It happened one Sunday in July 2021, after he had just finished speaking as a guest minister in Cedar Hill.
Looking back, Arturo says he was blessed to be surrounded by people who knew to rush him to the emergency department at Methodist Charlton Medical Center, the only Level III trauma center and heart failure clinic in the southern sector of Dallas County.
12% SURVIVAL RATE
Arturo remembers sweating and feeling ill after his sermon. A nurse at the church took his blood pressure and determined he was having a heart attack.
“It felt like an elephant was sitting on my chest,” Arturo recalls. “I didn’t feel pain — I felt pressure.”
Once paramedics arrived, Arturo’s wife, Marifel Malacara told them to take Arturo to Methodist Charlton, where she works as the director of physical medicine and rehabilitation.
En route to the hospital, an emergency code alerted the medical staff of Arturo’s impending arrival, allowing them to transport him swiftly to the catheterization lab for diagnosis and treatment.
Tests revealed that Arturo’s left anterior descending artery, the heart’s primary supplier of oxygenated blood, was totally blocked. His heart was pumping only a fraction of its normal blood flow, says William Posligua, MD, cardiologist on the medical staff at Methodist Charlton.
Technically known as an ST-segment elevation myocardial infarction (STEMI), this type of heart attack can cause death within hours, if not minutes. The survival rate is a mere 12% — hence, its nickname: the widow maker.
Dr. Posligua treated Arturo with a minimally invasive procedure. He inserted a catheter through an artery in the wrist, guided it through his blood vessels, and placed a stent in his coronary artery to clear the blockage.
“Arturo called for help. He didn’t wait, and maybe that is what kept him alive,” Dr. Posligua says.
TAKING TIME TO HEAL
Arturo was discharged after three days of intensive care, but he still needed three months of rehabilitative treatment at Methodist Charlton.
“I was used to picking up 30 pounds of weight with one hand, and they asked me to pick up two pounds — that was my limit,” Arturo says. “The medical team helped me understand that my heart needs to heal.”
Now, he has returned to work full time at his church and even serves as an on-call minister for several Methodist Health System hospitals. Arturo is also working to return to his previous fitness level.

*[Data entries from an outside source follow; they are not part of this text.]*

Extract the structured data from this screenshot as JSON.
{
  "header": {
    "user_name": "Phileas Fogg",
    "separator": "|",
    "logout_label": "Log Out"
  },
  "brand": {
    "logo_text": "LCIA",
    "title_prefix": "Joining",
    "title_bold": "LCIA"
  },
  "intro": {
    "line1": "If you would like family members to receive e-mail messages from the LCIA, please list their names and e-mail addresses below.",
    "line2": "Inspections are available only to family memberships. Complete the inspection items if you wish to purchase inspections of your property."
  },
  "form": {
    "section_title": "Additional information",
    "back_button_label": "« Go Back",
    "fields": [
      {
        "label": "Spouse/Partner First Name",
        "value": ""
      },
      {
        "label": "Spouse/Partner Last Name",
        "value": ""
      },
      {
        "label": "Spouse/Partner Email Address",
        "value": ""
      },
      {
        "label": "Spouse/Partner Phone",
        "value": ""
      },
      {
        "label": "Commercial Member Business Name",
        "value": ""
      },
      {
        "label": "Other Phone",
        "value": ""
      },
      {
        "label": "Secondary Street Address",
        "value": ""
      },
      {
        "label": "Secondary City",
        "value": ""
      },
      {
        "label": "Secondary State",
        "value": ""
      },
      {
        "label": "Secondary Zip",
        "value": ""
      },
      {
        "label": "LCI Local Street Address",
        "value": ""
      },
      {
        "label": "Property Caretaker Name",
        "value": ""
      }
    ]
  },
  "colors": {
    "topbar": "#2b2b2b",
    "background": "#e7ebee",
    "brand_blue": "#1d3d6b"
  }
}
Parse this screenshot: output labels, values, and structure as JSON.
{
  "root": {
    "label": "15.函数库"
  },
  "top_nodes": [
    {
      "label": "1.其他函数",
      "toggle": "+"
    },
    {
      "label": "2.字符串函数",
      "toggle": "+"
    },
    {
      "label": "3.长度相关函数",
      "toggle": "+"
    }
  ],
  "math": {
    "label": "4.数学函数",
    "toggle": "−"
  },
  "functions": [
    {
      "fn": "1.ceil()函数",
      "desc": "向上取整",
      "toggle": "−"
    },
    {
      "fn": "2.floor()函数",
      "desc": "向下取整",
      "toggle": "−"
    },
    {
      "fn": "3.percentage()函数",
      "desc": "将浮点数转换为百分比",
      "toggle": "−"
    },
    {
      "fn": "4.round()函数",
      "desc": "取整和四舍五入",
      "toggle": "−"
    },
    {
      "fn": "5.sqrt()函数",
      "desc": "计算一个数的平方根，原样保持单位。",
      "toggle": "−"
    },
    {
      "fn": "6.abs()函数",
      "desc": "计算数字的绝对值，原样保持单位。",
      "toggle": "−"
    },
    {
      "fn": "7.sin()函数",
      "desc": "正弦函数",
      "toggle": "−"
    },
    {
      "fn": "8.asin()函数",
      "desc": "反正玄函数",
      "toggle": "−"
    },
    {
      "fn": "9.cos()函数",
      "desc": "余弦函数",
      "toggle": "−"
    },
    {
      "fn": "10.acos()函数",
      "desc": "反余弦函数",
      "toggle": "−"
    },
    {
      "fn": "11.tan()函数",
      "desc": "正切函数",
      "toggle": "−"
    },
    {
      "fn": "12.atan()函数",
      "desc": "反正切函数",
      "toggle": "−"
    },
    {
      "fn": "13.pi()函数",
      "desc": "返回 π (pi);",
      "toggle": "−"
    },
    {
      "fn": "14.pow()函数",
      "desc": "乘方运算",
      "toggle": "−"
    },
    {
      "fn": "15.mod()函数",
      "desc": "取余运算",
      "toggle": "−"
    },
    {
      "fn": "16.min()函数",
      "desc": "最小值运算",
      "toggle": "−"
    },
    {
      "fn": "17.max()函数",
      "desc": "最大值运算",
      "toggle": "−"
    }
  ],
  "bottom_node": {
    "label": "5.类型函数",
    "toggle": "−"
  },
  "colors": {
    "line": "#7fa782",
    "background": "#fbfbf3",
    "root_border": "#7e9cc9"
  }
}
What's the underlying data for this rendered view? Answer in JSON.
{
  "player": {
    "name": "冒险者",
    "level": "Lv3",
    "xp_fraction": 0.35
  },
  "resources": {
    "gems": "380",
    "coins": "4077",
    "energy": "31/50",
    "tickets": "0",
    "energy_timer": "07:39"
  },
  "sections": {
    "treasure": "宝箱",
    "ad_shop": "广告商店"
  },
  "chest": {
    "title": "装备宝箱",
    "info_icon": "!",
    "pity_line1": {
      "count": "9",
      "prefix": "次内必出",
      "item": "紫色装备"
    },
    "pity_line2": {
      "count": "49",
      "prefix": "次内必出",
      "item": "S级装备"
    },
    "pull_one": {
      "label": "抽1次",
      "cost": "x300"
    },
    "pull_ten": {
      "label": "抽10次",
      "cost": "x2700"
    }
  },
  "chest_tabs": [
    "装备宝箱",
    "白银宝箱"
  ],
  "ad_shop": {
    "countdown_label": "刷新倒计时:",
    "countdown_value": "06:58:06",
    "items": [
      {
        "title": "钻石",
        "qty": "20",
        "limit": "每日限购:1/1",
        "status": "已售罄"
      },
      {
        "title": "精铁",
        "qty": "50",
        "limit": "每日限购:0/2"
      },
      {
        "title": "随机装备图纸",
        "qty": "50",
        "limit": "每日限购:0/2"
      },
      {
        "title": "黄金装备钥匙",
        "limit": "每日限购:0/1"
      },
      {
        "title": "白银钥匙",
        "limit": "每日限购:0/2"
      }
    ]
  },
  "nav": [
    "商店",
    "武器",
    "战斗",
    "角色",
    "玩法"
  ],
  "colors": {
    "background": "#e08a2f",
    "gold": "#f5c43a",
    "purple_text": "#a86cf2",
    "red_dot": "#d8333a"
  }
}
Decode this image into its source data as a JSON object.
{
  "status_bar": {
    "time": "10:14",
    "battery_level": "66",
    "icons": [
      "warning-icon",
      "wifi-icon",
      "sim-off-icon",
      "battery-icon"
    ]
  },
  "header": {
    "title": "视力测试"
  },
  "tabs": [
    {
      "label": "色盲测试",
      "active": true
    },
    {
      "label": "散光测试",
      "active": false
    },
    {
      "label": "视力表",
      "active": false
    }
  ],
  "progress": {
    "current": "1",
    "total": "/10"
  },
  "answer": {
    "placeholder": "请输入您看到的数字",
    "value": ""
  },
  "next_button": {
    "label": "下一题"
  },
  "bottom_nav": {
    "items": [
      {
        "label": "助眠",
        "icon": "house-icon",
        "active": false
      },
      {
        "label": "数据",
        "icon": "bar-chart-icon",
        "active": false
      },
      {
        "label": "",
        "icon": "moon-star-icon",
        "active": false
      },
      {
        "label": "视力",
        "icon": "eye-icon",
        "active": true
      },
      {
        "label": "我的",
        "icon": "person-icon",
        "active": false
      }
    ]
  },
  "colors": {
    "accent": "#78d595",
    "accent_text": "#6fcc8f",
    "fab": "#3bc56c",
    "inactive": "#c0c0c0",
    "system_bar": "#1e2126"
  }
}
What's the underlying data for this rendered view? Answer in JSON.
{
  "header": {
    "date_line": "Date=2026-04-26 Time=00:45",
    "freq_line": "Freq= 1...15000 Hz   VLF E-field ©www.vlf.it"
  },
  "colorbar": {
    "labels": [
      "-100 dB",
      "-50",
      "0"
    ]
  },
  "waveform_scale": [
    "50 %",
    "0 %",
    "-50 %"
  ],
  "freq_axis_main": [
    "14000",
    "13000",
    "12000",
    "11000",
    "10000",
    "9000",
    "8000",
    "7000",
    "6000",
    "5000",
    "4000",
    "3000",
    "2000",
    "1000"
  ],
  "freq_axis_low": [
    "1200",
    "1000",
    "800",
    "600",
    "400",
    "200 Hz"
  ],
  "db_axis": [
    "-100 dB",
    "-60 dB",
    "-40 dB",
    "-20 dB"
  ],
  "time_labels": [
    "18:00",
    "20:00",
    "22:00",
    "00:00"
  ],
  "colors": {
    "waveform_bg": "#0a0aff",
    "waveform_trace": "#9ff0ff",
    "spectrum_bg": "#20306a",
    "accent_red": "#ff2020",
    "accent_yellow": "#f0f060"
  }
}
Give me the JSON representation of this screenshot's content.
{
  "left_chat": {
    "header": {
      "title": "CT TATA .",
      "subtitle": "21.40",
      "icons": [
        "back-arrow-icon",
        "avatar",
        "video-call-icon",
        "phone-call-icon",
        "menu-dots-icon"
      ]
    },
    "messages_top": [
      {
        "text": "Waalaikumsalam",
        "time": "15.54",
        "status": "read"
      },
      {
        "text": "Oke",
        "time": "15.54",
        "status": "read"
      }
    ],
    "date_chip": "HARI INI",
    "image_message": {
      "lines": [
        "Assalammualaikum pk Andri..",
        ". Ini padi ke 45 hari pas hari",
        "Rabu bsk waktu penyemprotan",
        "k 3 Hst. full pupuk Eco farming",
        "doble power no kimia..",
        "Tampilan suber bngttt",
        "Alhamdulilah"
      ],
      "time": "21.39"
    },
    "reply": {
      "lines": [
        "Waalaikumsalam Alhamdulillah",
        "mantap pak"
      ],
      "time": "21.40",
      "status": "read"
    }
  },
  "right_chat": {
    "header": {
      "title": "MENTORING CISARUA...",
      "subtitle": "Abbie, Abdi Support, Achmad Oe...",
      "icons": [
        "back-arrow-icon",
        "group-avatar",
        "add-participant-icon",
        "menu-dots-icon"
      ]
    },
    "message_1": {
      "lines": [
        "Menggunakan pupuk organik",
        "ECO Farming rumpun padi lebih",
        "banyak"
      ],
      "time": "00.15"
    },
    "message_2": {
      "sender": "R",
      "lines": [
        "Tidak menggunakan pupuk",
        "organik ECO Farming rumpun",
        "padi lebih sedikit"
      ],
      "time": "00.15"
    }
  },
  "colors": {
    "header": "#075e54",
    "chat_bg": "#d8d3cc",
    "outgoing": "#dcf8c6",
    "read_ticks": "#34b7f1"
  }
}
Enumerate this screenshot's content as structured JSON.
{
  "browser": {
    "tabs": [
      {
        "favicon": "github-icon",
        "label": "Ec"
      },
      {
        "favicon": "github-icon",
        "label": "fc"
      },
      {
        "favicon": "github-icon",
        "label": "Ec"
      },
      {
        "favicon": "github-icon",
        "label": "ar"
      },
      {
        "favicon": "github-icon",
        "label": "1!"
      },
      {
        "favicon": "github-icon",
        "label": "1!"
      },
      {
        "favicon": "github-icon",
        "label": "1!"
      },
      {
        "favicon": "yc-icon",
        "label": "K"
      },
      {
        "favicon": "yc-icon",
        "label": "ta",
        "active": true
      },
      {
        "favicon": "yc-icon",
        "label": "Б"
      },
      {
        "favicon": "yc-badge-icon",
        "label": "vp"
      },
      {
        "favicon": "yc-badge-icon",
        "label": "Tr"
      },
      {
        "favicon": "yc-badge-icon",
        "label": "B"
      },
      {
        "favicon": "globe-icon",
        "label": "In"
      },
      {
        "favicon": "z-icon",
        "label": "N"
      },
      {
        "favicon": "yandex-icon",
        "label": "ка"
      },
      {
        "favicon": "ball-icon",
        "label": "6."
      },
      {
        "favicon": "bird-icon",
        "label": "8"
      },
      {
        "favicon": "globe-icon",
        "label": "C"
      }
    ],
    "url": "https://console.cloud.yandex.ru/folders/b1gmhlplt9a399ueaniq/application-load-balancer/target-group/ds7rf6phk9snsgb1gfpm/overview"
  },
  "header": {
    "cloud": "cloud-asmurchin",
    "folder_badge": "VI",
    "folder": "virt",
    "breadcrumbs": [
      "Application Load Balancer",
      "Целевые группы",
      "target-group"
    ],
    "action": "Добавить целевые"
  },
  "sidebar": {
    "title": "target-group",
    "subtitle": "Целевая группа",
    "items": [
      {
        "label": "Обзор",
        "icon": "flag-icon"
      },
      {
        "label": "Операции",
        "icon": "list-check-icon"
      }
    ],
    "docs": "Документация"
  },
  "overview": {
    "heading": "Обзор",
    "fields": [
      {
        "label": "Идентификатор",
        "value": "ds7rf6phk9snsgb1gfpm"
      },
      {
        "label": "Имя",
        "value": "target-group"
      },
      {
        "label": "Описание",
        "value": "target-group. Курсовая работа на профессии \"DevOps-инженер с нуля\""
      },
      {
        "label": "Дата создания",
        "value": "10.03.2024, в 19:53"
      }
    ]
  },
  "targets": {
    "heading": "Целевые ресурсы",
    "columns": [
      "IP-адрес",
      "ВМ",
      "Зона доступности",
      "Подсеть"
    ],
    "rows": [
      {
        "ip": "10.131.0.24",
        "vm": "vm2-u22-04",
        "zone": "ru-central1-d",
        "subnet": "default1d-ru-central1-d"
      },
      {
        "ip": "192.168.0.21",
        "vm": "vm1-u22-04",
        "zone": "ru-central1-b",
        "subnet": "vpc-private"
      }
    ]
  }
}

“I know my heart is still healing, and Dr. Posligua continues to follow me and make sure that everything works well,” he says.